To shield businesses dealing in digital assets from the weight of sanctions, the Central Bank of Russia has put in place protective measures.
These companies will receive regulatory relief designed to lessen the load on financial institutions by exempting them from some reporting requirements.
Amid Sanctions, Russia’s Central Bank Relaxes Regulation of Digital Asset Platforms
The Central Bank of the Russian Federation (CBR) has allowed issuers of Digital Financial Assets (DFA) not to disclose sensitive information amid sanctions risk. The exemption, valid until July 1, 2023, relates to data revealing beneficial owners of such entities.
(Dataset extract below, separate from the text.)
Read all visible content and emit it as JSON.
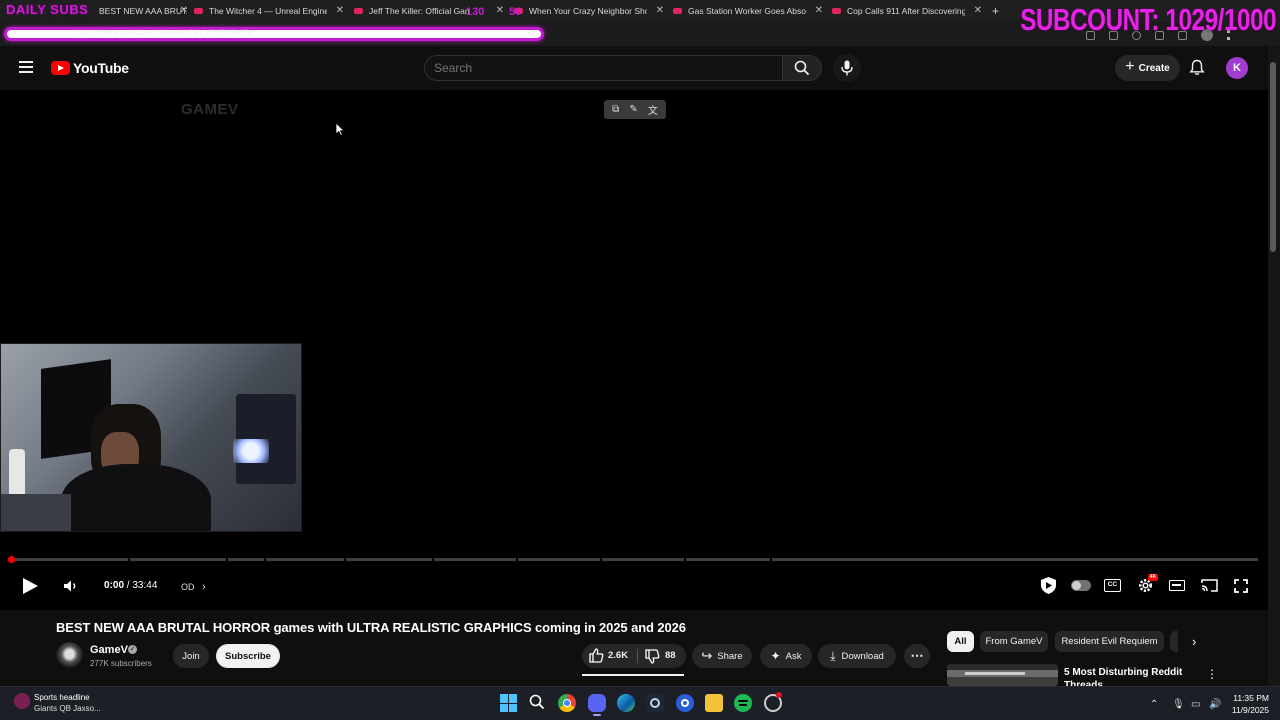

The temporary easing of reporting is part of a series of measures designed to help individuals and organizations operating within Russia’s financial market infrastructure, according to an announcement cited by Russian crypto media.
Russia has not yet regulated cryptocurrencies like Bitcoin, but the existing “Law on Digital Financial Assets” allows companies to issue coins and tokens in a controlled environment. Three “information system operators who can issue DFA” have already been approved by CBR. These are Russia’s largest bank, Sber, tokenization service Atomyze, and Lighthouse.
In a press release, the Bank of Russia said that the regulatory and supervisory facilitation given to financial market participants and DFA issuers since the beginning of the year will help these organizations in the current economic and geopolitical situation. I explained that it was intended to minimize the burden.
The Russian government and Russian companies have become targets of tougher Western sanctions imposed in late February over Moscow’s decision to invade neighboring Ukraine. Penalties severely limit access to global finance and markets.
A proposal to legalize the use of cryptocurrencies for international payment processing to ease sanctions pressure is backed by Russian institutions, including the central bank, which has traditionally taken a tough stance on cryptocurrency regulation.
The CBR argued that the support provided to financial institutions, including DFA issuers and exchange operators, has mitigated the negative impact of regulation and enabled them to adapt to new conditions. The regulator is planning further steps in the same direction with changes that allow the recording of sanctioned losses.